Assignment and sub/under letting - commonly the landlord’s proper written consent is required if the tenant wishes to sublet or assign the lease agreement. In some cases the landlord must have a “reasonable cause”, in order to deny subletting.

Destruction/reinstatement - the tenant is obliged to reinstate any alterations at the end of the term.

Disposal/return of the premises - commonly the tenant shall return the premises to the landlord in accordance with the repairing covenants.

Duration of lease - for commercial leases a lease period of five or ten years is common. The parties are not entitled to terminate the lease during the lease period.

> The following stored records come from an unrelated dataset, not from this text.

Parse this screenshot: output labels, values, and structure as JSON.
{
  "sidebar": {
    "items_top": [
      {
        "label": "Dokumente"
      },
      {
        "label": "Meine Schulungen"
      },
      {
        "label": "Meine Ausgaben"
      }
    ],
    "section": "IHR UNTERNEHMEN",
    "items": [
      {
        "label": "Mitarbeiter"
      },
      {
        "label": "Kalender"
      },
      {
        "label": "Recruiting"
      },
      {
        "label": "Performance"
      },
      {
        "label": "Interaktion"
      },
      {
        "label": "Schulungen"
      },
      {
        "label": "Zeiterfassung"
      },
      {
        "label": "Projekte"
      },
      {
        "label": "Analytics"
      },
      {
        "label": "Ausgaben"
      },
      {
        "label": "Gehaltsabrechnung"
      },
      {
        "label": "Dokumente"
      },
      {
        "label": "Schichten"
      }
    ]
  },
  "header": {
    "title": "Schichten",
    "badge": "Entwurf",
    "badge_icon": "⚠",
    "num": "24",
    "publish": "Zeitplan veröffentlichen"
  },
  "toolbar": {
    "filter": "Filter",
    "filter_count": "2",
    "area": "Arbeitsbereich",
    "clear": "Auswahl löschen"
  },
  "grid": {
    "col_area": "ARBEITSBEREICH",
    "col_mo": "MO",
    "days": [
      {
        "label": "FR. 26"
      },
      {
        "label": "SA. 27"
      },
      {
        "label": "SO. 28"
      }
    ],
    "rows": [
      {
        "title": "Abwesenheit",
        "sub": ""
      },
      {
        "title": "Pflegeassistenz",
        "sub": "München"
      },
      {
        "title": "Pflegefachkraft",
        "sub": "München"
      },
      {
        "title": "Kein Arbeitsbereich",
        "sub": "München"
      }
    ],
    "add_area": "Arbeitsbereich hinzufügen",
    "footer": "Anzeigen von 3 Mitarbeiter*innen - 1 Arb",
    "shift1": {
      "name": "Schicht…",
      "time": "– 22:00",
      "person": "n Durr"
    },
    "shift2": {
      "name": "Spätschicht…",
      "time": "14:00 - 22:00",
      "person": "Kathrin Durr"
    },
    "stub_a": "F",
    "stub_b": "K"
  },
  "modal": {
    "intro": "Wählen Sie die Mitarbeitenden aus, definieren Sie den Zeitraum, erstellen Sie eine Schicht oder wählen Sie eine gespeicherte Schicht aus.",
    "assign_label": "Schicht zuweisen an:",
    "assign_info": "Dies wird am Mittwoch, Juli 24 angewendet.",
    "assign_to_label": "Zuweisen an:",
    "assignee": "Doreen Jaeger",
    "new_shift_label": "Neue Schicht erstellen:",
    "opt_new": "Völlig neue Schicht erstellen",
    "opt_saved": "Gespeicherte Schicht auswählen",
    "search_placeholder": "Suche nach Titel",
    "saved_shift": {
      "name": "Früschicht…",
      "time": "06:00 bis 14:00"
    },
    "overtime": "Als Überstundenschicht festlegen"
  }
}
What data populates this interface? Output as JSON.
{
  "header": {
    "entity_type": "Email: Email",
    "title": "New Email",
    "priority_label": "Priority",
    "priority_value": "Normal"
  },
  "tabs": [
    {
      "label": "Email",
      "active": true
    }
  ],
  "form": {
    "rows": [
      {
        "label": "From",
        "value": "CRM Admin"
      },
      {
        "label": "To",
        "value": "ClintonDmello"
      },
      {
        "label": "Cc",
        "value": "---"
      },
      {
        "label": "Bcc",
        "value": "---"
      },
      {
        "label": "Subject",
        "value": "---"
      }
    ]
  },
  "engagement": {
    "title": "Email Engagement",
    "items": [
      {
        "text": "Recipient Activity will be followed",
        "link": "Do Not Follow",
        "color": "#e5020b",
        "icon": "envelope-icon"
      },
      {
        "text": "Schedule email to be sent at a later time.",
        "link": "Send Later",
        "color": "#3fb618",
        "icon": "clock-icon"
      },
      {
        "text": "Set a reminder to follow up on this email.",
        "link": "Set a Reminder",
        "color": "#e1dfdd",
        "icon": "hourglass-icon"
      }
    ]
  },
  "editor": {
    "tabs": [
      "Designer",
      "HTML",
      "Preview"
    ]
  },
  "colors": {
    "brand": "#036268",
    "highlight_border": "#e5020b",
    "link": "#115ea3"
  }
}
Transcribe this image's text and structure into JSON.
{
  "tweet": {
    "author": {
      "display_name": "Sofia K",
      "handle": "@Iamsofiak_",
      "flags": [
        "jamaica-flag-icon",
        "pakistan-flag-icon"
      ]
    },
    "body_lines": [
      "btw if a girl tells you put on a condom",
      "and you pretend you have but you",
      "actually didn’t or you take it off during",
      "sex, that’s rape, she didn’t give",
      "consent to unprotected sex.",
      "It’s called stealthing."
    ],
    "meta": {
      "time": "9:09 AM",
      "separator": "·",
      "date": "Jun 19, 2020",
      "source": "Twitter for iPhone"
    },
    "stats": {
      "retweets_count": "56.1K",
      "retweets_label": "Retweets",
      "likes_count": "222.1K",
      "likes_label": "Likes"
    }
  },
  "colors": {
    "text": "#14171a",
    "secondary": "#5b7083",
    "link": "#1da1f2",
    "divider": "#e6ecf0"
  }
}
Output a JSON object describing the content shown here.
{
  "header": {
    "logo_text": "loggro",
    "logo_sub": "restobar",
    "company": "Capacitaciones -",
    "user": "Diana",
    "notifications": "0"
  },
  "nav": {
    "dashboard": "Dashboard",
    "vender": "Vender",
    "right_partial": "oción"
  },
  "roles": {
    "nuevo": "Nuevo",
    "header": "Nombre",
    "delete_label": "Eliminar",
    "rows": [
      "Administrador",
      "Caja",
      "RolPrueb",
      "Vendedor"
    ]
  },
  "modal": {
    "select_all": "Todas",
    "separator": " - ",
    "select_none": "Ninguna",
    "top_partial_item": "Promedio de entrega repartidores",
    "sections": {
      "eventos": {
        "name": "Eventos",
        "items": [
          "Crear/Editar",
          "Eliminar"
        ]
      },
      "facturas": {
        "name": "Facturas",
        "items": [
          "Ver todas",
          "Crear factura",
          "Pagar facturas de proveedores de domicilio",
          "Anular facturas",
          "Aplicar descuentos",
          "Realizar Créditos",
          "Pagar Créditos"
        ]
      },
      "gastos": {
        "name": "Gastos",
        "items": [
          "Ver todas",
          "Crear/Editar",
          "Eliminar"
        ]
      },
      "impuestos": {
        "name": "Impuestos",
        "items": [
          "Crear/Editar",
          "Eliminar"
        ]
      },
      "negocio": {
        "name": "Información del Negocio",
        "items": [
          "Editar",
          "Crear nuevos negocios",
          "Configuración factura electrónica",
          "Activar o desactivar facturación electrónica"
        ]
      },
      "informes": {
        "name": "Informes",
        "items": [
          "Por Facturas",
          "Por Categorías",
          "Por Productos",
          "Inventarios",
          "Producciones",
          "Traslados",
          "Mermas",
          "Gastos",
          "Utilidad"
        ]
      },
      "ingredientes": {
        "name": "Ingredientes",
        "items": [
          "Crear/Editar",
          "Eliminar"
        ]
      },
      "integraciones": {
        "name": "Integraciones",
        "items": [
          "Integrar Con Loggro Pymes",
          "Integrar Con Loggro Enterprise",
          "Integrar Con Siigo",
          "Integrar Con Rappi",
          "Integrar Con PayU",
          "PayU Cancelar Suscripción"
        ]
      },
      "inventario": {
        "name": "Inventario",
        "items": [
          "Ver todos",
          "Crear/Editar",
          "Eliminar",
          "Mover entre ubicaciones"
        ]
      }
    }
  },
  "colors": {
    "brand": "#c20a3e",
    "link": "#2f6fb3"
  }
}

Forfeiture/irritancy - a irritancy clause where the landlord is entitled to terminate the lease agreement if there is breach of any material condition or failure to pay rent or comply with any material condition of the lease agreement, is very common.

Insurance - the parties may agree upon anything, but the usual structure is that the landlord insures the building.

Rent deposit/bank guarantee - guarantee or deposit equalling six – 12 months rent is common.

Service Charges - not applicable.

Rent review - apart from the yearly indexation of the rent, the rent levels stay fixed for the whole lease term.

Repair/decoration/furnishing - commonly the tenant must reinstate any alterations at the end of the term. The tenant is not normally compensated for improvements.

Tenant’s duties - the maintenance obligation regarding the leased premises is normally the tenant’s. The landlord’s maintenance obligation is limited to the outside of the building and to change technical equipment etc not suitable for further maintenance. As this is based on the parties’ agreements, one must expect variations.

Termination/break clauses - such clauses may be negotiated.


Increasing covenant strength

Increasing covenant strength

Lease deposit - not applicable.

Surety - not applicable.

Warranty - not applicable.

Rent deposit/bank guarantee - guarantee or deposit equalling six – 12 months rent is common.




On sale/acquisition of real estate - capital gains tax 28%. However limited liability companies are 97% tax exempt on gains on sales of shares / corporate deals.

Immovable property tax - when a new title holder is registered in the property register, a stamp duty of 2.5% of the property’s market value will apply.

Income tax - 28% income tax for commercial entities.

Land tax - no land tax, (there is property tax in some municipalities).

Lease tax - no lease tax.

Local tax - there is property tax in some municipalities, 0.7% of the estimated tax value.

Mortgage - immaterial registration fees.

Other taxes - not applicable.

Property lease tax - not applicable.

Value added tax - 25%.